5. Active Exercise
Staying consistent with your rehabilitation program can help boost your recovery from flaccidity after stroke. Exercise helps improve neural connections between your brain and muscles, and you may begin to notice muscle twitching or other signs of recovery after stroke.
Due to neuroplasticity, you may be able to regain some movement in your affected limb as neural pathways and connections improve. For example, you may start to see twitches in your arm or hand. When this occurs, you’ll want to take immediate advantage and continue to progress your rehab exercises to involve more active, or voluntary, motions.

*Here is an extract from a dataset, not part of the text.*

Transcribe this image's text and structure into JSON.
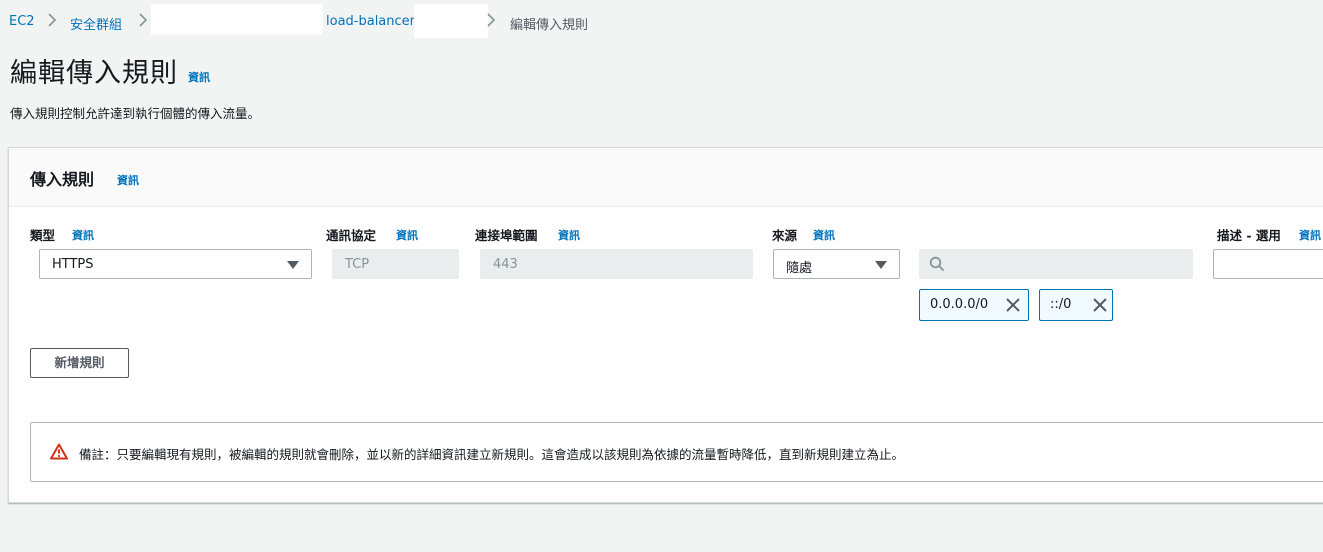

Even if you can only move a few centimeters at a time, it is vital to perform massed practice of active exercises to reinforce these neural connections. Over time your muscles can become stronger and these motions will begin to take place more automatically. Additionally, some individuals may experience spontaneous recovery of muscle function due to the brain’s natural healing process.
To start incorporating active exercise into your routine, you can continue with your passive exercises but focus on using your affected limb to help you complete the motion. As you progress, you may need less assistance to move your limb as your muscles regain strength and coordination.
One of the best ways to accomplish high repetition of rehab exercises is to use FitMi home therapy. This device helps patients engage their entire body, including their hands, arms, and core, in dynamic exercise. In fact, FitMi is the reason one patient with flaccidity after stroke was able to move his arm for the first time after only three weeks of exercise.
6. Optimal Positioning
For many survivors affected by flaccidity after stroke, regaining movement in the affected limb is their top priority. However, it is important to remember that recovery from flaccidity can be a slow process and a full return of muscle function may not be guaranteed. For this reason, positioning is a valuable part of the rehabilitation process.
When a limb is flaccid after stroke, the muscles that normally maintain optimal positioning for that limb are not functioning correctly. This can lead to increased levels of pain, increased swelling in the limb, and shoulder subluxation.
To help avoid these complications, it is important to work closely with your physical and occupational therapist to prioritize optimal positioning of your flaccid limb. Your therapist can review different positioning techniques for day and night to help reduce pain and tissue strain that sometimes accompanies flaccidity after stroke.
Additionally, your therapy team can recommend splints or specialized slings to help you maintain good positioning of your limb during your recovery. They can also connect you with an orthotist or prosthetist who can fit you with a custom splint or orthosis to maximize your function during daily activities.
Overcoming Flaccidity After Stroke
Flaccidity after stroke affects a large number of survivors and can have a major impact on daily activities and overall independence. For most people, this stage does not last very long and, with time, you should enter the second phase of stroke recovery where flexion synergy patterns occur.
For some survivors, however, flaccidity after stroke can be longer lasting. Thankfully, you can improve your outcome by promoting neuroplasticity via many different rehabilitation techniques.
Passive range of motion, electrical stimulation, and mental practice are some techniques that can jumpstart your recovery. Additionally, these techniques are important to help minimize muscle atrophy and improve neural connections to help recover active muscle function. As you progress, it is also important to prioritize good positioning of your limb to avoid complications.
Above all, it is vital to work closely with your medical and rehab team to help create a plan that will allow you to be as functional as possible and continue working toward recovery. This will help you navigate flaccidity after stroke and can help you regain your independence.